** Exercise details **
Reproduce the data below in full. Nothing should differ from the original.

[Records from a collection]
┌────────
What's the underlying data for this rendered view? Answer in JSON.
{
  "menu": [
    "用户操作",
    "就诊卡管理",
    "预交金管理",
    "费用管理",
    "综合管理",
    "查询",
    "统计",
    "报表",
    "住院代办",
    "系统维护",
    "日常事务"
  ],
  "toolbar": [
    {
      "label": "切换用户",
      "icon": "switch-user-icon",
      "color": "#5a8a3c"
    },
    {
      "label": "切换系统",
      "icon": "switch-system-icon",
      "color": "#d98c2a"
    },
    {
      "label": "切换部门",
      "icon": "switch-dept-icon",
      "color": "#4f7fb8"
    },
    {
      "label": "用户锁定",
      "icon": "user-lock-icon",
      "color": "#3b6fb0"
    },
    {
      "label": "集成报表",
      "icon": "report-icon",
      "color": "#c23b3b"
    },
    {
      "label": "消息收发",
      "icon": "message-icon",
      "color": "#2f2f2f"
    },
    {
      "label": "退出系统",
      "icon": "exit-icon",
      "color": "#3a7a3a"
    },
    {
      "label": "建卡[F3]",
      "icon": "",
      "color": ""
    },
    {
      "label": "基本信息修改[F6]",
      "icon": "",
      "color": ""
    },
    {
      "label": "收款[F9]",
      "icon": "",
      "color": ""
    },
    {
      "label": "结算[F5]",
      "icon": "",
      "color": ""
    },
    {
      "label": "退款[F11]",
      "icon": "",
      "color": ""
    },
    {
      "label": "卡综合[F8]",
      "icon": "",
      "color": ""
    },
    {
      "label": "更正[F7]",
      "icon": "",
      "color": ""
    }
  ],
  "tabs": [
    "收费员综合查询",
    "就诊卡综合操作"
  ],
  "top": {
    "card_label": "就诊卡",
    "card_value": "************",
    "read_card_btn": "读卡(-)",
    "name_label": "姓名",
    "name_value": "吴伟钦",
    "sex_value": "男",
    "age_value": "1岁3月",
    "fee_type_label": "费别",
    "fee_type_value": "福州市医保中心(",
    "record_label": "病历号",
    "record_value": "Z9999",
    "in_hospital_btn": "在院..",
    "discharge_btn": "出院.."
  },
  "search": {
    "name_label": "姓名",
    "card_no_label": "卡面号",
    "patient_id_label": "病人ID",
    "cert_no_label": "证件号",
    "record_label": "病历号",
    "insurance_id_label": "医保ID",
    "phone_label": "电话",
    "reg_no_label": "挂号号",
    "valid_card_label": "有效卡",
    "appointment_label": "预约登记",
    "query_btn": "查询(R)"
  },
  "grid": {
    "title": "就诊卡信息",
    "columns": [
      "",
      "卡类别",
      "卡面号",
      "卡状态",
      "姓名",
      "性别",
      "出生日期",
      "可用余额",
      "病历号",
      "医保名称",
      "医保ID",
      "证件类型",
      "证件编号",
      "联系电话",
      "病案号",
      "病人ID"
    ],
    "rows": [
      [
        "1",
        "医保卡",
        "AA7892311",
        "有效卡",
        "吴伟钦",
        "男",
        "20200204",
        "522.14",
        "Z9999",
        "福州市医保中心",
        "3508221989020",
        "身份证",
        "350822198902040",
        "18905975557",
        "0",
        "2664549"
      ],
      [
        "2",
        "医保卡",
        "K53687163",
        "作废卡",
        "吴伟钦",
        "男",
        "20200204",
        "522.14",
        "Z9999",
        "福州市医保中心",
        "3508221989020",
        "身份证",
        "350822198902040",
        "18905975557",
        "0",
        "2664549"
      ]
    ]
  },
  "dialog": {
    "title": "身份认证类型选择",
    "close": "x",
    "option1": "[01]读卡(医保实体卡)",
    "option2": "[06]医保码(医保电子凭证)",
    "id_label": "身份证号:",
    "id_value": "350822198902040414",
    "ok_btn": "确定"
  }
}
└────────
** Task output **
What's the underlying data for this rendered view? Answer in JSON.
{
  "menu": [
    "用户操作",
    "就诊卡管理",
    "预交金管理",
    "费用管理",
    "综合管理",
    "查询",
    "统计",
    "报表",
    "住院代办",
    "系统维护",
    "日常事务"
  ],
  "toolbar": [
    {
      "label": "切换用户",
      "icon": "switch-user-icon",
      "color": "#5a8a3c"
    },
    {
      "label": "切换系统",
      "icon": "switch-system-icon",
      "color": "#d98c2a"
    },
    {
      "label": "切换部门",
      "icon": "switch-dept-icon",
      "color": "#4f7fb8"
    },
    {
      "label": "用户锁定",
      "icon": "user-lock-icon",
      "color": "#3b6fb0"
    },
    {
      "label": "集成报表",
      "icon": "report-icon",
      "color": "#c23b3b"
    },
    {
      "label": "消息收发",
      "icon": "message-icon",
      "color": "#2f2f2f"
    },
    {
      "label": "退出系统",
      "icon": "exit-icon",
      "color": "#3a7a3a"
    },
    {
      "label": "建卡[F3]",
      "icon": "",
      "color": ""
    },
    {
      "label": "基本信息修改[F6]",
      "icon": "",
      "color": ""
    },
    {
      "label": "收款[F9]",
      "icon": "",
      "color": ""
    },
    {
      "label": "结算[F5]",
      "icon": "",
      "color": ""
    },
    {
      "label": "退款[F11]",
      "icon": "",
      "color": ""
    },
    {
      "label": "卡综合[F8]",
      "icon": "",
      "color": ""
    },
    {
      "label": "更正[F7]",
      "icon": "",
      "color": ""
    }
  ],
  "tabs": [
    "收费员综合查询",
    "就诊卡综合操作"
  ],
  "top": {
    "card_label": "就诊卡",
    "card_value": "************",
    "read_card_btn": "读卡(-)",
    "name_label": "姓名",
    "name_value": "吴伟钦",
    "sex_value": "男",
    "age_value": "1岁3月",
    "fee_type_label": "费别",
    "fee_type_value": "福州市医保中心(",
    "record_label": "病历号",
    "record_value": "Z9999",
    "in_hospital_btn": "在院..",
    "discharge_btn": "出院.."
  },
  "search": {
    "name_label": "姓名",
    "card_no_label": "卡面号",
    "patient_id_label": "病人ID",
    "cert_no_label": "证件号",
    "record_label": "病历号",
    "insurance_id_label": "医保ID",
    "phone_label": "电话",
    "reg_no_label": "挂号号",
    "valid_card_label": "有效卡",
    "appointment_label": "预约登记",
    "query_btn": "查询(R)"
  },
  "grid": {
    "title": "就诊卡信息",
    "columns": [
      "",
      "卡类别",
      "卡面号",
      "卡状态",
      "姓名",
      "性别",
      "出生日期",
      "可用余额",
      "病历号",
      "医保名称",
      "医保ID",
      "证件类型",
      "证件编号",
      "联系电话",
      "病案号",
      "病人ID"
    ],
    "rows": [
      [
        "1",
        "医保卡",
        "AA7892311",
        "有效卡",
        "吴伟钦",
        "男",
        "20200204",
        "522.14",
        "Z9999",
        "福州市医保中心",
        "3508221989020",
        "身份证",
        "350822198902040",
        "18905975557",
        "0",
        "2664549"
      ],
      [
        "2",
        "医保卡",
        "K53687163",
        "作废卡",
        "吴伟钦",
        "男",
        "20200204",
        "522.14",
        "Z9999",
        "福州市医保中心",
        "3508221989020",
        "身份证",
        "350822198902040",
        "18905975557",
        "0",
        "2664549"
      ]
    ]
  },
  "dialog": {
    "title": "身份认证类型选择",
    "close": "x",
    "option1": "[01]读卡(医保实体卡)",
    "option2": "[06]医保码(医保电子凭证)",
    "id_label": "身份证号:",
    "id_value": "350822198902040414",
    "ok_btn": "确定"
  }
}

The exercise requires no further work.